With an allowance for HQ and support staff, this gives a total of 11000 personnel, about a third less than the 2012 RUSI report. A ratio of 70:30 in terms of regular and reserve personnel might be appropriate, subject to further examination.
Cost and coalitions
Providing infantry troops is no longer Scotland’s strongest suit. An independent Scotland would need to provide specialist expertise to coalition operations and this would be particularly welcomed by Europe.
For example, Scotland could for specialise in medical services, logistics or military police, all of which can contribute to international conflict resolution and humanitarian operations with coalition partners.
Updating the calculations from our 2012 RUSI report, the cost for defending an independent Scotland has now fallen to between £1.1 billion and £1.3 billion per annum. The Sustainable Growth Commission’s target of defence spending accounting for 1.6% implies a defence budget of around £2.7 billion.
This suggests that defending an independent Scotland could realise savings of up to £2.1 billion each year compared to defence spending allocation to Scotland in the Government Expenditure and Revenue Scotland (GERS report), and £1.6 billion each year compared to the assumptions set out in the growth commission’s report
This would fall short of the NATO spending target. However, Scotland’s strategic location and military assets could be also offered, including the development of a NATO or European base at Lossiemouth or leasing Faslane.
Geopolitical developments over the past six years require an update to the model for how an independent Scotland might defend itself. A full spectrum military capability is neither necessary nor easily affordable, and specialisation and exploitation of potential military alliances to cover capability gaps, particularly with European partners, are the way forward.
The updated model summarised here shows a possible Scottish Defence Force model which is smaller by a third and considerably less costly than our previous one.
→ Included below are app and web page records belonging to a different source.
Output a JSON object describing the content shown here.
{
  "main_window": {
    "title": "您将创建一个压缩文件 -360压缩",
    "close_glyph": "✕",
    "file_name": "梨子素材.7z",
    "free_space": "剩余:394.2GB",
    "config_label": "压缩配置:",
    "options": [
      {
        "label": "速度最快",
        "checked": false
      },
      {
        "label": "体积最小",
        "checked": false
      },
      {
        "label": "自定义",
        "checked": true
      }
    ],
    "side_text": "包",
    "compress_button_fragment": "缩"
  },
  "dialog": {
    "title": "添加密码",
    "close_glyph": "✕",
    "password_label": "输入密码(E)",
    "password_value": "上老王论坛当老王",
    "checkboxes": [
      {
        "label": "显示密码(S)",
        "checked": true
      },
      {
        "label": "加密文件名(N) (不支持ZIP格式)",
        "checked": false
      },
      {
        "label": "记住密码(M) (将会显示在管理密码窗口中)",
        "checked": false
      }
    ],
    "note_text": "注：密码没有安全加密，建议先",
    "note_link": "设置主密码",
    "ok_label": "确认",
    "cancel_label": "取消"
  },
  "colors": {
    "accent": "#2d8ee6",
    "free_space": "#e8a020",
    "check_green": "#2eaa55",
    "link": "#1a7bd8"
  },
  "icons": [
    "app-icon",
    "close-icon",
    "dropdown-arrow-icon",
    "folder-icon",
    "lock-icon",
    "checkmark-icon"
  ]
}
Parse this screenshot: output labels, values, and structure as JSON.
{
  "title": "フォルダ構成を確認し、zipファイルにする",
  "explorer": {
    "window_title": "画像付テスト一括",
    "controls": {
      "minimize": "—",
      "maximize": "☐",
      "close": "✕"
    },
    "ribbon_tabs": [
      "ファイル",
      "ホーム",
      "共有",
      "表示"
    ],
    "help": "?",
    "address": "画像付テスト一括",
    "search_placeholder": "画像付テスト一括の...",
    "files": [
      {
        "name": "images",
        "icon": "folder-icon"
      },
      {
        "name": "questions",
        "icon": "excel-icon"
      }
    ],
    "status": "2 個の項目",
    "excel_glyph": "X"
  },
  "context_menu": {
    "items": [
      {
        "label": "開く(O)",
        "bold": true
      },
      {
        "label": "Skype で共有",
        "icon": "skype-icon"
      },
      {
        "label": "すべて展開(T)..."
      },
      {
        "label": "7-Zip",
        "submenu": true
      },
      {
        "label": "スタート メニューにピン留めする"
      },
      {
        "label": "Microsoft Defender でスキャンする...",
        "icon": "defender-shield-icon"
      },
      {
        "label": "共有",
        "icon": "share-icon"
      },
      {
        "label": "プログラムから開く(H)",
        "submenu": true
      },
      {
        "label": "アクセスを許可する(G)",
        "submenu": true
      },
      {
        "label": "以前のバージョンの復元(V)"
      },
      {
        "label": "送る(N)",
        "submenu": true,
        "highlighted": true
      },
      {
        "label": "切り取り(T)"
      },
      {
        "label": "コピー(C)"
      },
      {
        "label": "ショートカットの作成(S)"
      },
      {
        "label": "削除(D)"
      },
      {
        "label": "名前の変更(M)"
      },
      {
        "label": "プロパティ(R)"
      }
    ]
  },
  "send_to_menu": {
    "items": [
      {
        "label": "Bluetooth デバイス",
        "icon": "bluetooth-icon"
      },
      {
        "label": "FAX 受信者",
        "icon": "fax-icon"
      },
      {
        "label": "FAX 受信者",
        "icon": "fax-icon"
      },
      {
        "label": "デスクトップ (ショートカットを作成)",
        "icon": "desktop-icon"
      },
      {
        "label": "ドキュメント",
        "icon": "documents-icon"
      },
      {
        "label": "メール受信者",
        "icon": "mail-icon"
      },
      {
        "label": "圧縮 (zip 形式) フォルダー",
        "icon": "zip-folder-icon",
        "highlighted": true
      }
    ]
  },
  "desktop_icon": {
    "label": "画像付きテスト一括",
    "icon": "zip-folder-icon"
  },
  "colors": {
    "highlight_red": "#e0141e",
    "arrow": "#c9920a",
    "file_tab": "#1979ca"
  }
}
It is also approximately half the costings identified for defence in the Growth Commission Report.
Stuart Crawford is a former army officer and current defence analyst and commentator. He is co-author with Richard Marsh of A’ The Blue Bonnets: Defending an independent Scotland (Royal United Services Institute, 2012).